- Their name. There’s nothing like the sound of your name to make you perk up and listen ¿ and feel cared about. And customers notice.I went into a store yesterday and paid by check. I was waiting to see if she would use my name. (Why I gave her the benefit of the doubt up to this point, I’m not sure. She didn’t look at me when I stepped up to the counter or say hello.) She stayed true to character.Instead of saying, “May I have your phone number Mrs. Eby,” she grunted “phone number” with her head down and pen poised over my check. Granted not every transaction offers a quick and easy opportunity to learn a customer’s name. But, when the chance is handed to you on a check or a credit card, it’s an easy way to personalize your service.Does that mean if you don’t call your customer by name, you’ll lose their business? No. But, in today’s competitive marketplace, it’s an easy way to set your company apart.
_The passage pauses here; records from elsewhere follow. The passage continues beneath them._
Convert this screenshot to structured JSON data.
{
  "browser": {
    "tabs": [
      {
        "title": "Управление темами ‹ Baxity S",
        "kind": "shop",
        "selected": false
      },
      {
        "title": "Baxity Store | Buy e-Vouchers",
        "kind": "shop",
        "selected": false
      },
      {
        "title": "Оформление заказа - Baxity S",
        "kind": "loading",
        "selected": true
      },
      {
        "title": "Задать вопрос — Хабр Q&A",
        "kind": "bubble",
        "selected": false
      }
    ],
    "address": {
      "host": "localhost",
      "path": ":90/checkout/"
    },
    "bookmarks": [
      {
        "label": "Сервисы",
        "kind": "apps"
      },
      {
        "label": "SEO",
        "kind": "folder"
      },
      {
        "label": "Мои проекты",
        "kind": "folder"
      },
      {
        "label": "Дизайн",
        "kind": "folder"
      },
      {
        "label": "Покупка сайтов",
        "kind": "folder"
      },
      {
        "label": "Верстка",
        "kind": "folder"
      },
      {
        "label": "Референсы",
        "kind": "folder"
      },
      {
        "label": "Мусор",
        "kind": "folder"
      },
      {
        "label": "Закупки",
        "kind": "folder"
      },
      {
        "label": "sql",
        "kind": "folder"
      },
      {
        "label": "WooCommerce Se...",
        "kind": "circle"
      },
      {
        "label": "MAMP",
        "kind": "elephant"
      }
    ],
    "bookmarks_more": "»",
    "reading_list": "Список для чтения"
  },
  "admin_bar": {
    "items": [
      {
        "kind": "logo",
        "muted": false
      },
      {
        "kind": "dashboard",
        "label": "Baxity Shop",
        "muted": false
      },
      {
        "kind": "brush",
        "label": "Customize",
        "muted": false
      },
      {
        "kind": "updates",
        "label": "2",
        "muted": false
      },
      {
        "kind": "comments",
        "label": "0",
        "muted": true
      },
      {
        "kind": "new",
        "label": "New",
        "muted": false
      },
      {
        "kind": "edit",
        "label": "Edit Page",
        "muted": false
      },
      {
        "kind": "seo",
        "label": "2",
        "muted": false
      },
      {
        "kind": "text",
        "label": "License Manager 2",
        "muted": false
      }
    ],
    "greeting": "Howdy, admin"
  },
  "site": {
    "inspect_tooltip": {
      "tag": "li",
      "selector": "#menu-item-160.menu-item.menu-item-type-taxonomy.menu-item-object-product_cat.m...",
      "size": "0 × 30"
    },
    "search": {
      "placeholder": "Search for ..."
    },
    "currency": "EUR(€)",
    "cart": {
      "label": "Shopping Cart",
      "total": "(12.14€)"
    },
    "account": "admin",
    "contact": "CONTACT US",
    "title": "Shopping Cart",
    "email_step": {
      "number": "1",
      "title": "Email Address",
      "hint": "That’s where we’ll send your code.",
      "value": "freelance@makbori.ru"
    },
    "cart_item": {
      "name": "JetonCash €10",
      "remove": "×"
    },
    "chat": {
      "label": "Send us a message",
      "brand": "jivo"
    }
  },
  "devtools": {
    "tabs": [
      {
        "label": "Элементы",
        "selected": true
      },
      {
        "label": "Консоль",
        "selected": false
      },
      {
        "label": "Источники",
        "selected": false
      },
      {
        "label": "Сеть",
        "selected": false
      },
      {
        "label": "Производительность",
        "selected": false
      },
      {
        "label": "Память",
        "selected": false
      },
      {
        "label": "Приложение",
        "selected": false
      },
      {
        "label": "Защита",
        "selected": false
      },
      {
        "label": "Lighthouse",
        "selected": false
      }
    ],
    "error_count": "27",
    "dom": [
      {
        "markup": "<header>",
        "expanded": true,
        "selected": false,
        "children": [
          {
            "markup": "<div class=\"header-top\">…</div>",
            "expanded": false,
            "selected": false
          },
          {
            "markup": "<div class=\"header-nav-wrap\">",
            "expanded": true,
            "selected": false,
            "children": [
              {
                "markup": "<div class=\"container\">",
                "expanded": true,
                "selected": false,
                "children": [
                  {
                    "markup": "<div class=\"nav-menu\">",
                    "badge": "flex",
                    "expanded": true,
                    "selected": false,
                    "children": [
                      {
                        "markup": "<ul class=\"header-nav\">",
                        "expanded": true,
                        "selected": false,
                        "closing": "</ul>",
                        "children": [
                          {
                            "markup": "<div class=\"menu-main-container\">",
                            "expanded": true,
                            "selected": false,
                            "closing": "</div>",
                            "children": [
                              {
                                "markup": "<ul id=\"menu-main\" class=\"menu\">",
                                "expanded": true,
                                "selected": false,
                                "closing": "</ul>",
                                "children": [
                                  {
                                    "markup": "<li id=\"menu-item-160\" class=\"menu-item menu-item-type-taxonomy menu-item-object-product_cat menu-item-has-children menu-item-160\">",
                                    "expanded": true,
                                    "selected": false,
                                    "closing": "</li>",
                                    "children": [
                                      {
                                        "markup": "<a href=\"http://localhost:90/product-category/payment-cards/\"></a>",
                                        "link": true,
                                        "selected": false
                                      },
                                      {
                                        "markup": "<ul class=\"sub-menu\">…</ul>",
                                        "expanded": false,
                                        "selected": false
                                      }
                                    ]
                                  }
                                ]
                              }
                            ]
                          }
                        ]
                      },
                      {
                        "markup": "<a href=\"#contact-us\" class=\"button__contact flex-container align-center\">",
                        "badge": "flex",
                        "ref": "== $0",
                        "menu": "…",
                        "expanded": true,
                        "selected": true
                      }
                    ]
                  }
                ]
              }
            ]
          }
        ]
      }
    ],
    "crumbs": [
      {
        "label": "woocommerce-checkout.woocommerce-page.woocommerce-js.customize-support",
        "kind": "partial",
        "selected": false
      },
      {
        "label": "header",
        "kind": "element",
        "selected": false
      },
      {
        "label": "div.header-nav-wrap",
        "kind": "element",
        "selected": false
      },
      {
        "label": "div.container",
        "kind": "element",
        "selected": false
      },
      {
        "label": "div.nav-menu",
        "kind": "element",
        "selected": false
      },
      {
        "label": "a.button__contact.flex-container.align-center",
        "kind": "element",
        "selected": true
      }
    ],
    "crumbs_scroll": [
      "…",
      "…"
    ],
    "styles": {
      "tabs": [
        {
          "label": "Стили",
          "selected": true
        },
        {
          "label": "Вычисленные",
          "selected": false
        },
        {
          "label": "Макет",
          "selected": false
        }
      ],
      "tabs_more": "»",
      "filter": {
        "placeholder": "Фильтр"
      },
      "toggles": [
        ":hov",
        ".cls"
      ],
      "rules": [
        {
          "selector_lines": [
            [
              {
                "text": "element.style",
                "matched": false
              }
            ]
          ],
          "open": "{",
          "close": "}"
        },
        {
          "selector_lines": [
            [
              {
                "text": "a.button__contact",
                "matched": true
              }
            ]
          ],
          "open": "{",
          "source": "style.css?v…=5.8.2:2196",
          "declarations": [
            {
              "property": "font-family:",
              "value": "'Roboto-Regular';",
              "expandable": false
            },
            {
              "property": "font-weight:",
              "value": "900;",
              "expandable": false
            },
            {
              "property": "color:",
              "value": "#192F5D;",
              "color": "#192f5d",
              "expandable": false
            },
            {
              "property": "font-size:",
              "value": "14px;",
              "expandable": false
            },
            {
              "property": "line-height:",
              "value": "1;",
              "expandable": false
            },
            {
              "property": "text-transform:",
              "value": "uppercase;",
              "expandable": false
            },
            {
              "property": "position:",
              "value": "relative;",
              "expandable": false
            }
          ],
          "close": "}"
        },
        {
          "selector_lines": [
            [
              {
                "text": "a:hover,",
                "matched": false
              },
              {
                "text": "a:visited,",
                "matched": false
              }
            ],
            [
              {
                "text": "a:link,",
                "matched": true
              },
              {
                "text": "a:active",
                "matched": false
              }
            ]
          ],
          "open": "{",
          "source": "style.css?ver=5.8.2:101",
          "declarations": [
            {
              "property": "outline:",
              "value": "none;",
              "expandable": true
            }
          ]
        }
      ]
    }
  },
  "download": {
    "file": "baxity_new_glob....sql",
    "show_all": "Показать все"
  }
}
That human connection will also make things easier if you have a problem with that customer in the future.I’ll go back to that store again. But only for one reason: to purchase a product that isn’t easy for me to find elsewhere. It won’t get add-on business. It won’t get impulse purchases. I won’t pay full price. And, I’ll do my part to bear out the statistics that customers will tell 7 to 10 people about a poor service experience. As a matter of fact, I think I already have.
Michele Eby works for Media Partners as a writer and training advisor. She has worked in the training and development field for more than 15 years. Media Partner’s customer service training programs, “The Guest” and “What Do You Say” were the sources for this article.